Another swing state, New Hampshire, is also choosing a new governor. This time voters are picking a successor to the very popular Gov. John Lynch (D-N.H.). Frankly, neither candidate is wildly impressive. Democrat Maggie Hassan, former majority leader of the state senate, is a textbook Democrat. Her campaign commercials are uninspired, and she is not a particularly strong speaker. Her Republican opponent is Ovide Lamontagne, whose political experience includes failed bids for governor in 1996 and the U.S. Senate in 2010. Lamontagne is smart and likeable, and his campaign has raised significant cash. Yet as a staunch social conservative, Lamontagne is generally too conservative for the majority of New Hampshirites. The two have been deadlocked in the polls, and I honestly can’t predict who will win the day.

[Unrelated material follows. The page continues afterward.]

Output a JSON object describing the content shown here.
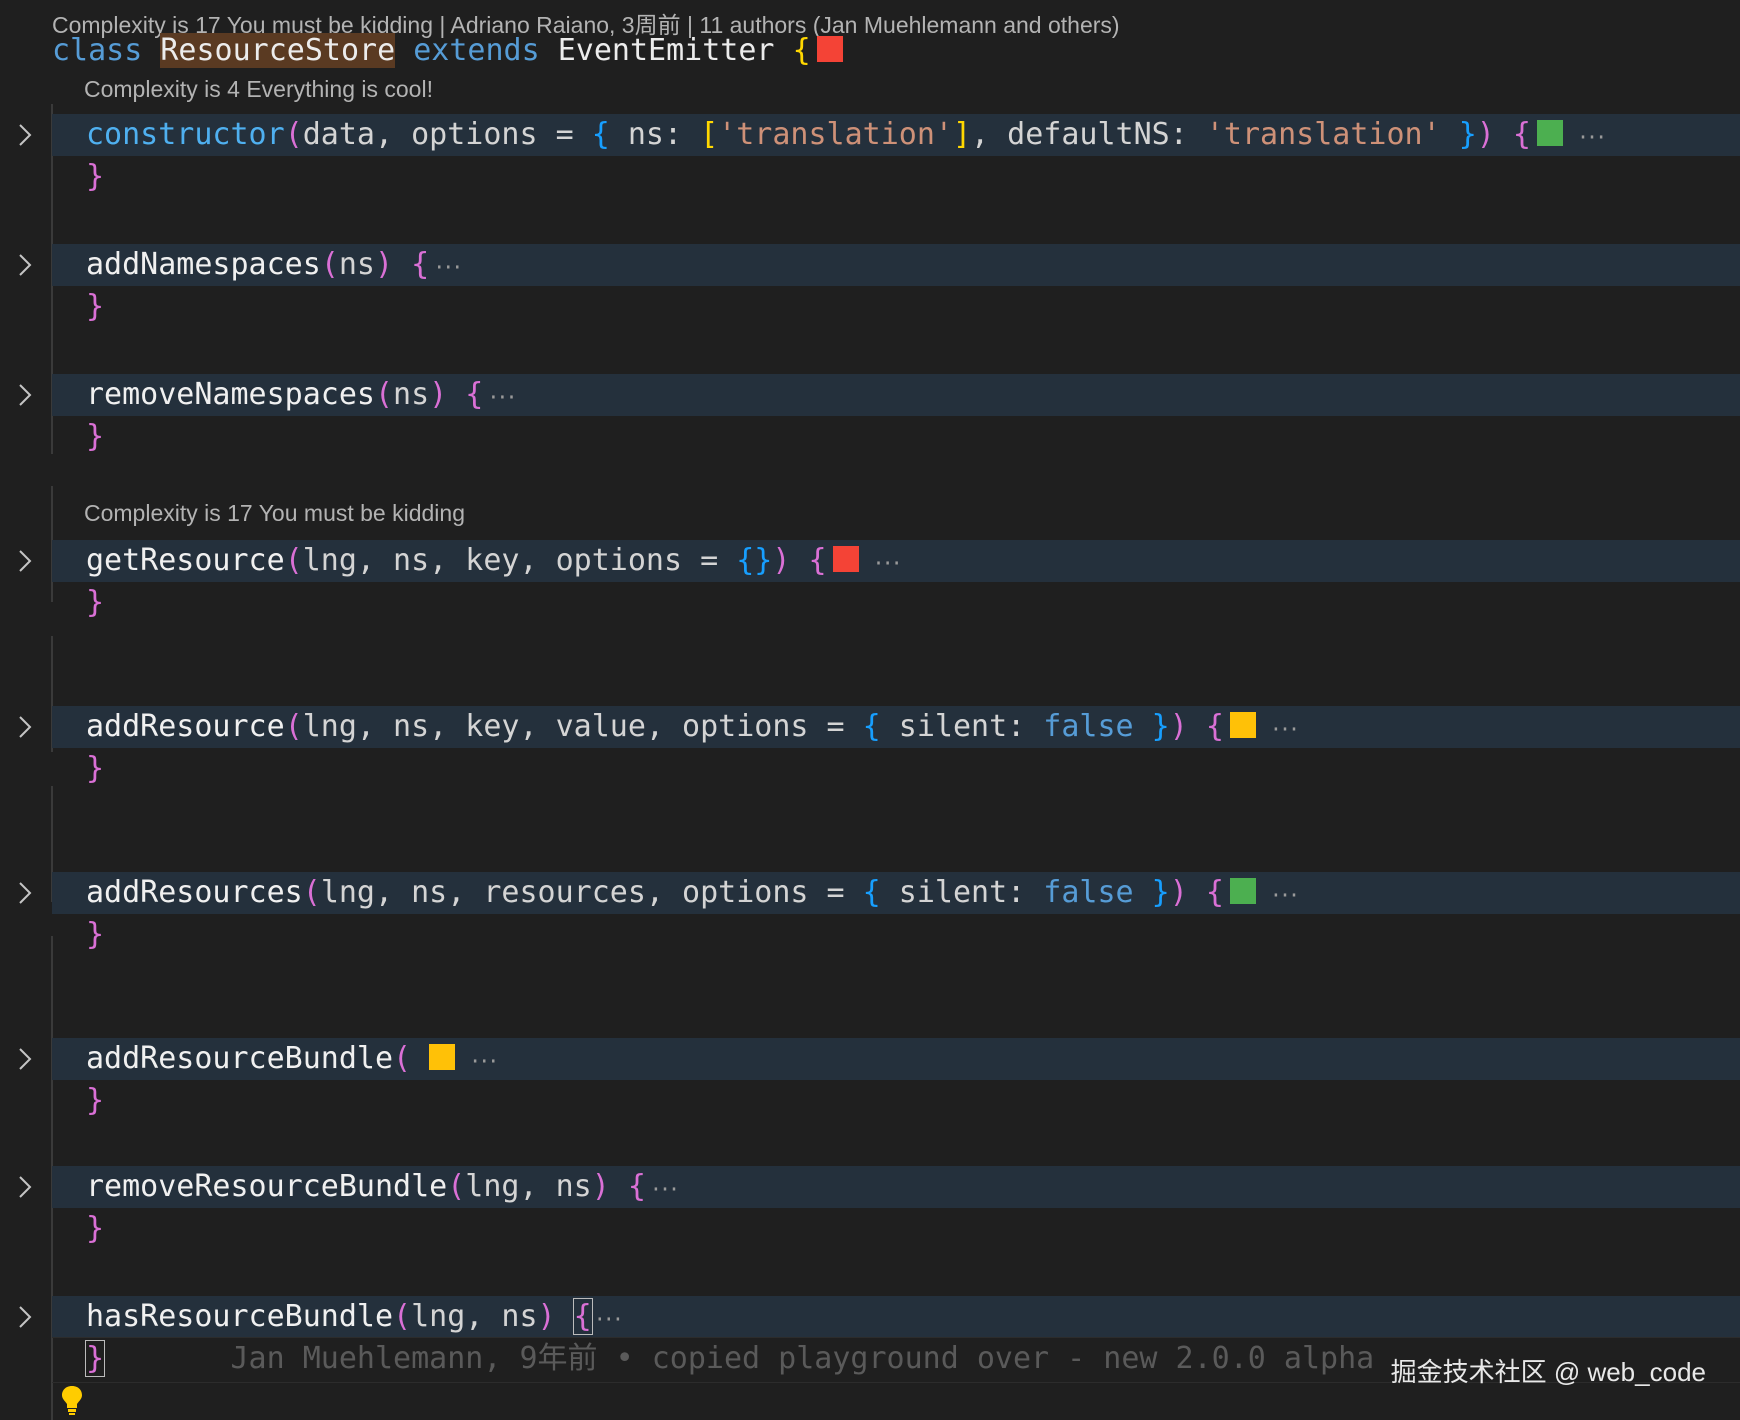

The election in Montana is tight, as well. Gov. Brian Schweitzer (D-Mont.) is stepping aside due to term limits, but has expressed serious interest in running for president in 2016. Keep an eye on him. His party benefits from a strong candidate for his replacement in Attorney General Steve Bullock. Bullock is young, telegenic, a tough prosecutor and loyal to Montana values on guns and land issues. Republicans nominated a relatively underwhelming former congressman, Rick Hill (R-Mont.). Hill benefits from the overall conservative lean of the state, but Bullock is a better candidate with a superior campaign. Either could become the state’s next governor.